Repeat each entry below without omitting a single word.

Data shown:
========================

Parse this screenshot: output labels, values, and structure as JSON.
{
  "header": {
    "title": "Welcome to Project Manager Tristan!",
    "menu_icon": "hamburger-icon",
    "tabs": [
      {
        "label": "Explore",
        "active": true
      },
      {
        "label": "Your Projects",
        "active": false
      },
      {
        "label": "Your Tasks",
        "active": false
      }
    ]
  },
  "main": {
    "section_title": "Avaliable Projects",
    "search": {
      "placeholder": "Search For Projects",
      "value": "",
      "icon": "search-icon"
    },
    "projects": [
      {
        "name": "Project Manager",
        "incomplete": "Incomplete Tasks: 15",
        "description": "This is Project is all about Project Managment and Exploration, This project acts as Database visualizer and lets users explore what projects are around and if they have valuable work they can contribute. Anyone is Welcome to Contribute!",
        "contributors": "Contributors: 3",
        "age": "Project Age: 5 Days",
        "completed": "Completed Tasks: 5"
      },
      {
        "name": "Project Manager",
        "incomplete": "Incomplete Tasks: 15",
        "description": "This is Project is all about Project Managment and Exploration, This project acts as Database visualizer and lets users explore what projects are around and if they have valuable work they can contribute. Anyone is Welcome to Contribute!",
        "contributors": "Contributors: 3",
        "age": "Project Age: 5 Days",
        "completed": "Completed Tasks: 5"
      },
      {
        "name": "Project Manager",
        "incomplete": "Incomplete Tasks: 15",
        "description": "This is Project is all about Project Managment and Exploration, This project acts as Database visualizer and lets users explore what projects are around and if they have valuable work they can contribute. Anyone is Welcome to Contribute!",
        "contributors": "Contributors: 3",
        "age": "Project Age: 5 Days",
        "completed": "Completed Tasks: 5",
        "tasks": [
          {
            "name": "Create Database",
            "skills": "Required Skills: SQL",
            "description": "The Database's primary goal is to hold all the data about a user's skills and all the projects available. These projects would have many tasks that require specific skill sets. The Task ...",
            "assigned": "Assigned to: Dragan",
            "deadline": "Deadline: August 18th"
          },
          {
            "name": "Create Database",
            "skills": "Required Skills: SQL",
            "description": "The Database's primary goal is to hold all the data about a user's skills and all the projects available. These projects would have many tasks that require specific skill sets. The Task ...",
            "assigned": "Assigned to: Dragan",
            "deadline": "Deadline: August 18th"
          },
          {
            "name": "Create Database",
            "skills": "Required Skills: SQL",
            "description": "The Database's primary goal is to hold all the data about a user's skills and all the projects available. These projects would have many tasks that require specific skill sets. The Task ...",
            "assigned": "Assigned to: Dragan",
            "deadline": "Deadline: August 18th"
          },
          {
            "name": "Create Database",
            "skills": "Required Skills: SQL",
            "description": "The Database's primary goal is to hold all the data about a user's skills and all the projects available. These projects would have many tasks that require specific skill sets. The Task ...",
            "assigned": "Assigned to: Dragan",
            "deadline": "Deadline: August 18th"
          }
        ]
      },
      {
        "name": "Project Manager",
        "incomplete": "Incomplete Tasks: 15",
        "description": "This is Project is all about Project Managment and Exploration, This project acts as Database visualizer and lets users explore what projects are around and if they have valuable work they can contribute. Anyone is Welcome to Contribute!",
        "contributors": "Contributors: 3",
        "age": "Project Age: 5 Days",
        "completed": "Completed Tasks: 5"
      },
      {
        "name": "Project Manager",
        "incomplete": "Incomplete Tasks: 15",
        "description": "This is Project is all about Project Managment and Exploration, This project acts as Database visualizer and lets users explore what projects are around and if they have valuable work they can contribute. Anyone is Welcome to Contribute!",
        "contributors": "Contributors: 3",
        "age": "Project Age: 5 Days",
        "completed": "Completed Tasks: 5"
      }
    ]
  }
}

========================

Task output:
Parse this screenshot: output labels, values, and structure as JSON.
{
  "header": {
    "title": "Welcome to Project Manager Tristan!",
    "menu_icon": "hamburger-icon",
    "tabs": [
      {
        "label": "Explore",
        "active": true
      },
      {
        "label": "Your Projects",
        "active": false
      },
      {
        "label": "Your Tasks",
        "active": false
      }
    ]
  },
  "main": {
    "section_title": "Avaliable Projects",
    "search": {
      "placeholder": "Search For Projects",
      "value": "",
      "icon": "search-icon"
    },
    "projects": [
      {
        "name": "Project Manager",
        "incomplete": "Incomplete Tasks: 15",
        "description": "This is Project is all about Project Managment and Exploration, This project acts as Database visualizer and lets users explore what projects are around and if they have valuable work they can contribute. Anyone is Welcome to Contribute!",
        "contributors": "Contributors: 3",
        "age": "Project Age: 5 Days",
        "completed": "Completed Tasks: 5"
      },
      {
        "name": "Project Manager",
        "incomplete": "Incomplete Tasks: 15",
        "description": "This is Project is all about Project Managment and Exploration, This project acts as Database visualizer and lets users explore what projects are around and if they have valuable work they can contribute. Anyone is Welcome to Contribute!",
        "contributors": "Contributors: 3",
        "age": "Project Age: 5 Days",
        "completed": "Completed Tasks: 5"
      },
      {
        "name": "Project Manager",
        "incomplete": "Incomplete Tasks: 15",
        "description": "This is Project is all about Project Managment and Exploration, This project acts as Database visualizer and lets users explore what projects are around and if they have valuable work they can contribute. Anyone is Welcome to Contribute!",
        "contributors": "Contributors: 3",
        "age": "Project Age: 5 Days",
        "completed": "Completed Tasks: 5",
        "tasks": [
          {
            "name": "Create Database",
            "skills": "Required Skills: SQL",
            "description": "The Database's primary goal is to hold all the data about a user's skills and all the projects available. These projects would have many tasks that require specific skill sets. The Task ...",
            "assigned": "Assigned to: Dragan",
            "deadline": "Deadline: August 18th"
          },
          {
            "name": "Create Database",
            "skills": "Required Skills: SQL",
            "description": "The Database's primary goal is to hold all the data about a user's skills and all the projects available. These projects would have many tasks that require specific skill sets. The Task ...",
            "assigned": "Assigned to: Dragan",
            "deadline": "Deadline: August 18th"
          },
          {
            "name": "Create Database",
            "skills": "Required Skills: SQL",
            "description": "The Database's primary goal is to hold all the data about a user's skills and all the projects available. These projects would have many tasks that require specific skill sets. The Task ...",
            "assigned": "Assigned to: Dragan",
            "deadline": "Deadline: August 18th"
          },
          {
            "name": "Create Database",
            "skills": "Required Skills: SQL",
            "description": "The Database's primary goal is to hold all the data about a user's skills and all the projects available. These projects would have many tasks that require specific skill sets. The Task ...",
            "assigned": "Assigned to: Dragan",
            "deadline": "Deadline: August 18th"
          }
        ]
      },
      {
        "name": "Project Manager",
        "incomplete": "Incomplete Tasks: 15",
        "description": "This is Project is all about Project Managment and Exploration, This project acts as Database visualizer and lets users explore what projects are around and if they have valuable work they can contribute. Anyone is Welcome to Contribute!",
        "contributors": "Contributors: 3",
        "age": "Project Age: 5 Days",
        "completed": "Completed Tasks: 5"
      },
      {
        "name": "Project Manager",
        "incomplete": "Incomplete Tasks: 15",
        "description": "This is Project is all about Project Managment and Exploration, This project acts as Database visualizer and lets users explore what projects are around and if they have valuable work they can contribute. Anyone is Welcome to Contribute!",
        "contributors": "Contributors: 3",
        "age": "Project Age: 5 Days",
        "completed": "Completed Tasks: 5"
      }
    ]
  }
}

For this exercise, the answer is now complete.